◆ **EXERCISE DESCRIPTION**:
Only the records, repeated exactly, should make up the response.

Saved data entries
########################################
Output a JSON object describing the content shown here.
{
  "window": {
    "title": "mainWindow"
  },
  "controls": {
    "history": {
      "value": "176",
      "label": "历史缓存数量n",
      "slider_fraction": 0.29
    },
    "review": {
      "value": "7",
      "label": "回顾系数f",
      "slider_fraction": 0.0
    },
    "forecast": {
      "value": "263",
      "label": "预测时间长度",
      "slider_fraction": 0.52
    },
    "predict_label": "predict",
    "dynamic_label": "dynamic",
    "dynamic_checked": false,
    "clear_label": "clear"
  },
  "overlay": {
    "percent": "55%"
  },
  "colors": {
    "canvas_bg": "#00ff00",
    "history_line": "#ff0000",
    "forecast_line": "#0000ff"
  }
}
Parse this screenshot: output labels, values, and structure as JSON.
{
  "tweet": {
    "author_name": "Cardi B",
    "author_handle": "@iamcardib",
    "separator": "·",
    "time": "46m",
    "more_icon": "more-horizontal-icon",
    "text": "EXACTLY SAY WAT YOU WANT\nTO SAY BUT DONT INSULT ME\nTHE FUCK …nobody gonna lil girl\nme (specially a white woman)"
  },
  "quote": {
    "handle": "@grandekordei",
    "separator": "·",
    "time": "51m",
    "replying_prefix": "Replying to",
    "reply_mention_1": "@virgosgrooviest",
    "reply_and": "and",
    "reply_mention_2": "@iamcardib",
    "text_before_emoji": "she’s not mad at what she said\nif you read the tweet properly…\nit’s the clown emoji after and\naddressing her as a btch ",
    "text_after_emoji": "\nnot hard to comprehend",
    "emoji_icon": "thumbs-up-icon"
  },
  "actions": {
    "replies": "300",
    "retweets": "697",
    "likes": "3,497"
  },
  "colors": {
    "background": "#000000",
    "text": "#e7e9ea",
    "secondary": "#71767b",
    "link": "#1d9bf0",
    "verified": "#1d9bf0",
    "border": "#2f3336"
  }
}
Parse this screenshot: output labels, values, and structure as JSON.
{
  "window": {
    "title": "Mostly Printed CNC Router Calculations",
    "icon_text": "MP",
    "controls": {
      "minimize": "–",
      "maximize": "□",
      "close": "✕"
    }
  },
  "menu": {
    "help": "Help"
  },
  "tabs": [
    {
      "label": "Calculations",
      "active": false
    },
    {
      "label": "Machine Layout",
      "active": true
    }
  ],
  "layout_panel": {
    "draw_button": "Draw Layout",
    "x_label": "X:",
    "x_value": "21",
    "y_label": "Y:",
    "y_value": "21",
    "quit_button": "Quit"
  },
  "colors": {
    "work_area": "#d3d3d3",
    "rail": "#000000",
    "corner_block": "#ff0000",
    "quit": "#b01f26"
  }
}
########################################
◆ **COMPLETED EXERCISE**:
Output a JSON object describing the content shown here.
{
  "window": {
    "title": "mainWindow"
  },
  "controls": {
    "history": {
      "value": "176",
      "label": "历史缓存数量n",
      "slider_fraction": 0.29
    },
    "review": {
      "value": "7",
      "label": "回顾系数f",
      "slider_fraction": 0.0
    },
    "forecast": {
      "value": "263",
      "label": "预测时间长度",
      "slider_fraction": 0.52
    },
    "predict_label": "predict",
    "dynamic_label": "dynamic",
    "dynamic_checked": false,
    "clear_label": "clear"
  },
  "overlay": {
    "percent": "55%"
  },
  "colors": {
    "canvas_bg": "#00ff00",
    "history_line": "#ff0000",
    "forecast_line": "#0000ff"
  }
}
Parse this screenshot: output labels, values, and structure as JSON.
{
  "tweet": {
    "author_name": "Cardi B",
    "author_handle": "@iamcardib",
    "separator": "·",
    "time": "46m",
    "more_icon": "more-horizontal-icon",
    "text": "EXACTLY SAY WAT YOU WANT\nTO SAY BUT DONT INSULT ME\nTHE FUCK …nobody gonna lil girl\nme (specially a white woman)"
  },
  "quote": {
    "handle": "@grandekordei",
    "separator": "·",
    "time": "51m",
    "replying_prefix": "Replying to",
    "reply_mention_1": "@virgosgrooviest",
    "reply_and": "and",
    "reply_mention_2": "@iamcardib",
    "text_before_emoji": "she’s not mad at what she said\nif you read the tweet properly…\nit’s the clown emoji after and\naddressing her as a btch ",
    "text_after_emoji": "\nnot hard to comprehend",
    "emoji_icon": "thumbs-up-icon"
  },
  "actions": {
    "replies": "300",
    "retweets": "697",
    "likes": "3,497"
  },
  "colors": {
    "background": "#000000",
    "text": "#e7e9ea",
    "secondary": "#71767b",
    "link": "#1d9bf0",
    "verified": "#1d9bf0",
    "border": "#2f3336"
  }
}
Parse this screenshot: output labels, values, and structure as JSON.
{
  "window": {
    "title": "Mostly Printed CNC Router Calculations",
    "icon_text": "MP",
    "controls": {
      "minimize": "–",
      "maximize": "□",
      "close": "✕"
    }
  },
  "menu": {
    "help": "Help"
  },
  "tabs": [
    {
      "label": "Calculations",
      "active": false
    },
    {
      "label": "Machine Layout",
      "active": true
    }
  ],
  "layout_panel": {
    "draw_button": "Draw Layout",
    "x_label": "X:",
    "x_value": "21",
    "y_label": "Y:",
    "y_value": "21",
    "quit_button": "Quit"
  },
  "colors": {
    "work_area": "#d3d3d3",
    "rail": "#000000",
    "corner_block": "#ff0000",
    "quit": "#b01f26"
  }
}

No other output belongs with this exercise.